Go over the listing that follows and work out how many lines have the string "arrow"; reply with the number by itself.

•••••

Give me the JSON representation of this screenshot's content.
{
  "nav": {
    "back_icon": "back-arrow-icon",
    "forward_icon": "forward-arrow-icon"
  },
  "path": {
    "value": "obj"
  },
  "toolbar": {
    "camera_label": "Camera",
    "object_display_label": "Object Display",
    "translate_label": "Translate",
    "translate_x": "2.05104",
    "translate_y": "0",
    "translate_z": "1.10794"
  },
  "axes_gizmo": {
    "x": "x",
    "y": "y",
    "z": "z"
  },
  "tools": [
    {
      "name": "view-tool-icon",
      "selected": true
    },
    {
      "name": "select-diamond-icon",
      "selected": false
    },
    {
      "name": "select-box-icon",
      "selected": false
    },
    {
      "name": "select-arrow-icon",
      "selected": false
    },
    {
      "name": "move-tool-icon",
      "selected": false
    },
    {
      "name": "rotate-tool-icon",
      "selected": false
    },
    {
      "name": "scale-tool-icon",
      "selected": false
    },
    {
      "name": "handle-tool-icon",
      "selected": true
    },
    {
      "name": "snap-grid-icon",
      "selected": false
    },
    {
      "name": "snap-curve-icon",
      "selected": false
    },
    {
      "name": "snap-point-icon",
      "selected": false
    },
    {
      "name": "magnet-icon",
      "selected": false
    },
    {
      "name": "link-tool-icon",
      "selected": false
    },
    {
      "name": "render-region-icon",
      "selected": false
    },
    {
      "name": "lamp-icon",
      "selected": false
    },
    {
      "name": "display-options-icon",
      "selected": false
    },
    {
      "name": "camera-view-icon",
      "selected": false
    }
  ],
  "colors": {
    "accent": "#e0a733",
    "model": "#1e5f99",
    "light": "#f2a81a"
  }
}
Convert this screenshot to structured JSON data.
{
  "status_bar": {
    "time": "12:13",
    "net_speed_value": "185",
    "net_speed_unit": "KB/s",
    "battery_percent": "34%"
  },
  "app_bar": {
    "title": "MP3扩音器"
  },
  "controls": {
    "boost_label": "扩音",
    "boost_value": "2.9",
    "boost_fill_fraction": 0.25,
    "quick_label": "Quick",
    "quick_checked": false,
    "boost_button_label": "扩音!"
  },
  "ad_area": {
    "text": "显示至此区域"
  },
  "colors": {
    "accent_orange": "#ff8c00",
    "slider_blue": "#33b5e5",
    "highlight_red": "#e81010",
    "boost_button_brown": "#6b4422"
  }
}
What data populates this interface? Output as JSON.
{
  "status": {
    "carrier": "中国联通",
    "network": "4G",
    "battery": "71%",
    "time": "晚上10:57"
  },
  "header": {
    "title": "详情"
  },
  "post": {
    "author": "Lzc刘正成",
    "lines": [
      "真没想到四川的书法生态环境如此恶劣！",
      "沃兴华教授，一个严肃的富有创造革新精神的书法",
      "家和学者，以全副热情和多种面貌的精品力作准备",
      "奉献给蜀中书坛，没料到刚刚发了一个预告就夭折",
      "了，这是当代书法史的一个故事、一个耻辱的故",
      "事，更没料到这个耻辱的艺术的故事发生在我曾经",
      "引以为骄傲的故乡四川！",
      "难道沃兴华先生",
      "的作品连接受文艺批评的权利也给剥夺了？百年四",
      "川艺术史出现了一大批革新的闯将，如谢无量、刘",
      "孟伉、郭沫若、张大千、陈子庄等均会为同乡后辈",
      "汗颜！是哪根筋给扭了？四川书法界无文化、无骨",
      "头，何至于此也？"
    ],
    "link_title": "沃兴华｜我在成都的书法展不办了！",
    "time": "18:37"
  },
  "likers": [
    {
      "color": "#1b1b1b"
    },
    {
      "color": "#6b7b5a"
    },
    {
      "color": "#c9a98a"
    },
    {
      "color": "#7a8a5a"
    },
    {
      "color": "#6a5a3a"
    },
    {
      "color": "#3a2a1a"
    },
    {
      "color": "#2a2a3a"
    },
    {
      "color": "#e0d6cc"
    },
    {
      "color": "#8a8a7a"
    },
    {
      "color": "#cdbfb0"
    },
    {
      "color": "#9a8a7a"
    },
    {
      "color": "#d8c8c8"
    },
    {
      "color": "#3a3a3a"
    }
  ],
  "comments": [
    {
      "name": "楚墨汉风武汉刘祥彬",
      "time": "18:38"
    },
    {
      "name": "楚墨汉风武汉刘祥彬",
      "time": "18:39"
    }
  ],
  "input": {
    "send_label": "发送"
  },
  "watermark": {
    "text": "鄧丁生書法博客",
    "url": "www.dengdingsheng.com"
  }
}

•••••

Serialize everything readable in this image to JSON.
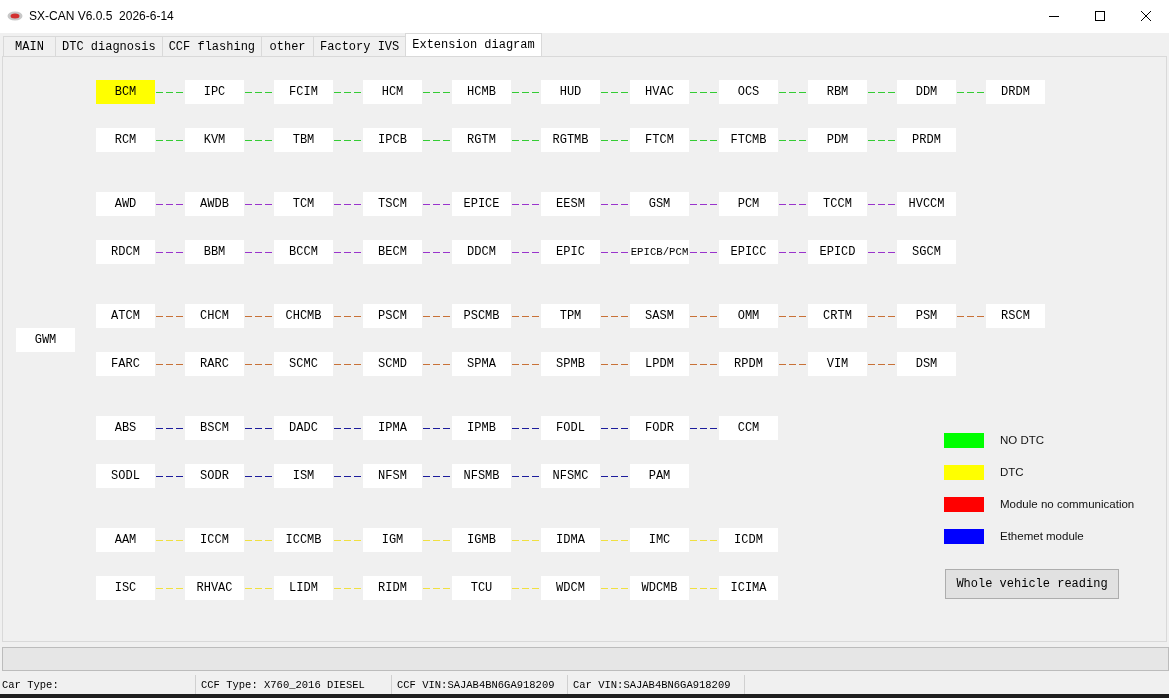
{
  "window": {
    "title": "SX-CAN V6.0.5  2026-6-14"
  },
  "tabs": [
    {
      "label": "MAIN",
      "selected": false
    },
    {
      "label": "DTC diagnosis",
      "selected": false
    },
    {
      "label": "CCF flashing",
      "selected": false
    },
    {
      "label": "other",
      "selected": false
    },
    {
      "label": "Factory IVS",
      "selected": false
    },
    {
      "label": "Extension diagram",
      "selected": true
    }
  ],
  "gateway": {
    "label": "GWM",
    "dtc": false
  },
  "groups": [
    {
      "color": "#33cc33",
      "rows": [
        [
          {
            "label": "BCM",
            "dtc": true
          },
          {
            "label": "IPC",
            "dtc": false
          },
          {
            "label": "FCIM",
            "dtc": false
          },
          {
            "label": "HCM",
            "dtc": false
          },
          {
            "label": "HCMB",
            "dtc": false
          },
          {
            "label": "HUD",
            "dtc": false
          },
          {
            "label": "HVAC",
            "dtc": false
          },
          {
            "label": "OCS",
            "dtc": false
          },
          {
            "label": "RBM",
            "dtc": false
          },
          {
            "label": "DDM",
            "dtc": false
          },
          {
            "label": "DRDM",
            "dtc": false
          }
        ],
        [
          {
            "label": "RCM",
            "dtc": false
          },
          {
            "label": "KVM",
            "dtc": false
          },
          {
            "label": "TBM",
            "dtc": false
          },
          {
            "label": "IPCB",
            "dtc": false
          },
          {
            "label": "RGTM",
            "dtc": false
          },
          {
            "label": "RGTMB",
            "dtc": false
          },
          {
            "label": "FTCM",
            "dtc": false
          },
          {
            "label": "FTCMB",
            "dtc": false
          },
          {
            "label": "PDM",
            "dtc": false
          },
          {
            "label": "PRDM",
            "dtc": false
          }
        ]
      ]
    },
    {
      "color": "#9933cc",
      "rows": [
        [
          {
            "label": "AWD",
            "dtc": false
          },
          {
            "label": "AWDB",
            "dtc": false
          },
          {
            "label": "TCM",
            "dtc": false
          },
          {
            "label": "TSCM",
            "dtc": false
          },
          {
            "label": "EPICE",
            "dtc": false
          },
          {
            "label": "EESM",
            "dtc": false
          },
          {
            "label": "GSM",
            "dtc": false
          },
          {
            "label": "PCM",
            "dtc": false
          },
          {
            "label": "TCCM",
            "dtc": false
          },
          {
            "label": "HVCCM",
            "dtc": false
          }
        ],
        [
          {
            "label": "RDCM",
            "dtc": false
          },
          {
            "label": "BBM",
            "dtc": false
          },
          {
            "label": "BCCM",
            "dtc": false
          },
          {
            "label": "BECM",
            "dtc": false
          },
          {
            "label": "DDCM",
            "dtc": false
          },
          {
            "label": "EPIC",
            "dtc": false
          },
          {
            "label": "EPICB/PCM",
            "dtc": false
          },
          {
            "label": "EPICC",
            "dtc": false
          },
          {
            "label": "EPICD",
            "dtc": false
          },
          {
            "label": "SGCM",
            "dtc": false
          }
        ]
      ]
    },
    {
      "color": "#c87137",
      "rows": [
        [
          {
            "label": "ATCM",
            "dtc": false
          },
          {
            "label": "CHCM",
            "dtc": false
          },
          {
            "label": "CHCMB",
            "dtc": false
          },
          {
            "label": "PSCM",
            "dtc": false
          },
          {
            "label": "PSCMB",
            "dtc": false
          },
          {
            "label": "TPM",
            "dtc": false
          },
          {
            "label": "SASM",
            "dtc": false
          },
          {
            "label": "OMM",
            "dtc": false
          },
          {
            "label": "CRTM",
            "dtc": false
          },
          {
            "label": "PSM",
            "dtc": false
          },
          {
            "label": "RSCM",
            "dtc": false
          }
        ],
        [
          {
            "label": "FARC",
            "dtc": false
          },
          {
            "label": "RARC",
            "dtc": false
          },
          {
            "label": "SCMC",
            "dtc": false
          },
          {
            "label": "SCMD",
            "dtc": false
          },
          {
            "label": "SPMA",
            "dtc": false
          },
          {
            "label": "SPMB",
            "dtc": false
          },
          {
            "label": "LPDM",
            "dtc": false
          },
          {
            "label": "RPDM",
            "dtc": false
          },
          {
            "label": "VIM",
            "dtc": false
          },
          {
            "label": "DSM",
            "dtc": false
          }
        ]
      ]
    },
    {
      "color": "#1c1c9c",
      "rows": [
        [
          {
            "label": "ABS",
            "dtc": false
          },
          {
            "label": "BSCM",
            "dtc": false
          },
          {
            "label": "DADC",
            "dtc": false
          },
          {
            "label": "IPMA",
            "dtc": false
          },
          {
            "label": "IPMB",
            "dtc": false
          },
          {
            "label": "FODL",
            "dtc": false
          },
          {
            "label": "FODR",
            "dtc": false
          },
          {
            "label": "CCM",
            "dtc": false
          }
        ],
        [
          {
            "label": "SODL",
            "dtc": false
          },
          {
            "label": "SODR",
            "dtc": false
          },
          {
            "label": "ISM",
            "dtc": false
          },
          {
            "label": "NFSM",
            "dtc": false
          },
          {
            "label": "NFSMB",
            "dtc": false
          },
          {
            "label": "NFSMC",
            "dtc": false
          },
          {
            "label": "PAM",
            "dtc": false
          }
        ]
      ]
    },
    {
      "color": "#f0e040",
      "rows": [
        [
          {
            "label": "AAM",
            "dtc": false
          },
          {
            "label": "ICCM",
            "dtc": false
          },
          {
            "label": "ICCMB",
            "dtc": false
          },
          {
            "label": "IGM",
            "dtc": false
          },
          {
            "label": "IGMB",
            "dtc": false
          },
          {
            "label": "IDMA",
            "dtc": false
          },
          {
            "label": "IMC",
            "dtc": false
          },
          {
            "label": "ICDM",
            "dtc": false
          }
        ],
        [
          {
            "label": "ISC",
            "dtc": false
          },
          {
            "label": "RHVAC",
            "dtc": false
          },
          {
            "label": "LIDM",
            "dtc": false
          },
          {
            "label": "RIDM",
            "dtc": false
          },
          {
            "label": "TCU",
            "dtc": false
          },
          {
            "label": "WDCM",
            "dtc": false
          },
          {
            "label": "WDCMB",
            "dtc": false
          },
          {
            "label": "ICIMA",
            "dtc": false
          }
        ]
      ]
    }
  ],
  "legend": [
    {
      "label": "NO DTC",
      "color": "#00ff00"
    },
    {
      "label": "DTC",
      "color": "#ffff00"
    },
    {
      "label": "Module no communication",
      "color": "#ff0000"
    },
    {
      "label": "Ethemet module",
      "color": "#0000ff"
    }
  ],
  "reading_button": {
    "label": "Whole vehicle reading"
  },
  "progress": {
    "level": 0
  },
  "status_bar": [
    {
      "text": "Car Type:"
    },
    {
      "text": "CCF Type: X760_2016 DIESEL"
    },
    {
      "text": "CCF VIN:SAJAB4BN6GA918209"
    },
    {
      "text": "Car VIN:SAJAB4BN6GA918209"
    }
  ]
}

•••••

Solution to the exercise
3